Does that mean, if it were proven the cancer was unrelated to their sacrifice at the site, we could have said, "Whew, what a relief, now we can be comfortable with these heroes' lives being destroyed because it's not verifiably related to a national disaster big enough to warrant memorials?"
It's not that we believe no one deserves to go bankrupt. People earning $26,000 a year who bought $400,000 houses deserve to go broke. Folks who believe that when black comes up on the roulette wheel the ball will almost certainly land on red next time earn the poverty likely to ensue. And people (me, I mean) who base their retirement plan on purchasing Powerball tickets and searching for previously unknown, fabulously wealthy relatives on Ancestors.com? Whatever horrid things our sunset years bring will be karmically fair.
But studies suggest about 60 percent of Americans who declare bankruptcy do so because of a medical problem, and about three quarters of those have health insurance. They're not imprudent wastrels. They're just sick, then broke.
This isn't a column about how to fix and fund our health care system. Today I'm exploring how we decide which victims deserve care, and love, and solvency -- and which don't.

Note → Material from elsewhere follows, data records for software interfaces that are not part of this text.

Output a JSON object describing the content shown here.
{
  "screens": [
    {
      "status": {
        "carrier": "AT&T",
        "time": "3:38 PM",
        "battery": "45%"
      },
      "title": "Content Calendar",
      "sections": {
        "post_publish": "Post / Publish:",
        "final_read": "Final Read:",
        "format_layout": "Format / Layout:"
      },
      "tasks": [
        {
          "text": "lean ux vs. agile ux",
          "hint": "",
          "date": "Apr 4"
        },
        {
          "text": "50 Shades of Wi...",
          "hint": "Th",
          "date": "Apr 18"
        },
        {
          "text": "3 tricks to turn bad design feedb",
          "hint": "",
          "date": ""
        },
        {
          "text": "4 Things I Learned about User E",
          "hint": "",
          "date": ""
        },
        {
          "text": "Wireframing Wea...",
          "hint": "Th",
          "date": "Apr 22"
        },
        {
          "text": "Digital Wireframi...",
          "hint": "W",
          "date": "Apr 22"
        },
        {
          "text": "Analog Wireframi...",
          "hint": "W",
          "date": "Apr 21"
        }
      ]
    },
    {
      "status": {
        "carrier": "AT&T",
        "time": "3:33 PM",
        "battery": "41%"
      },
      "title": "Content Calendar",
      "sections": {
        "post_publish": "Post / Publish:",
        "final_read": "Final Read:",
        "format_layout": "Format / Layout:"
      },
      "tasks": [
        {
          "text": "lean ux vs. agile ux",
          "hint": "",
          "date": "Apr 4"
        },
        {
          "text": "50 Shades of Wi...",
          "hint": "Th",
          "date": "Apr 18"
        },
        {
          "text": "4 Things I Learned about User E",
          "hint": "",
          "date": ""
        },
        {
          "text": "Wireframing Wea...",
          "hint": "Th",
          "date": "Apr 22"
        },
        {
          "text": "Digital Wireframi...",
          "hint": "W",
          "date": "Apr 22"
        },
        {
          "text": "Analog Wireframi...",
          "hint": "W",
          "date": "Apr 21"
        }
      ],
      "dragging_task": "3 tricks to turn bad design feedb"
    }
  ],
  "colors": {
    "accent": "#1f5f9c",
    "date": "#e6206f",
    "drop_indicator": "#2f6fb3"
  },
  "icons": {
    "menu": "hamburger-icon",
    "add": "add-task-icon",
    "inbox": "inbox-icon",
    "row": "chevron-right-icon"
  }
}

Every day, all over the country, men and women and children are shot and grievously wounded. Statistics suggest a whole bunch of someones will survive such violence today. Some will have no insurance. Others will be covered, but face co-pays larger than their assets, or bills from treatment and rehabilitation that exceed coverage caps. They'll be twice unlucky: first, to have been injured, and second, to have been injured in a way that did not make them nationally celebrated and beloved.
They shouldn't be bankrupted by the medical bills their horrid luck brings. But I fear they're not going to become famous enough to avoid it.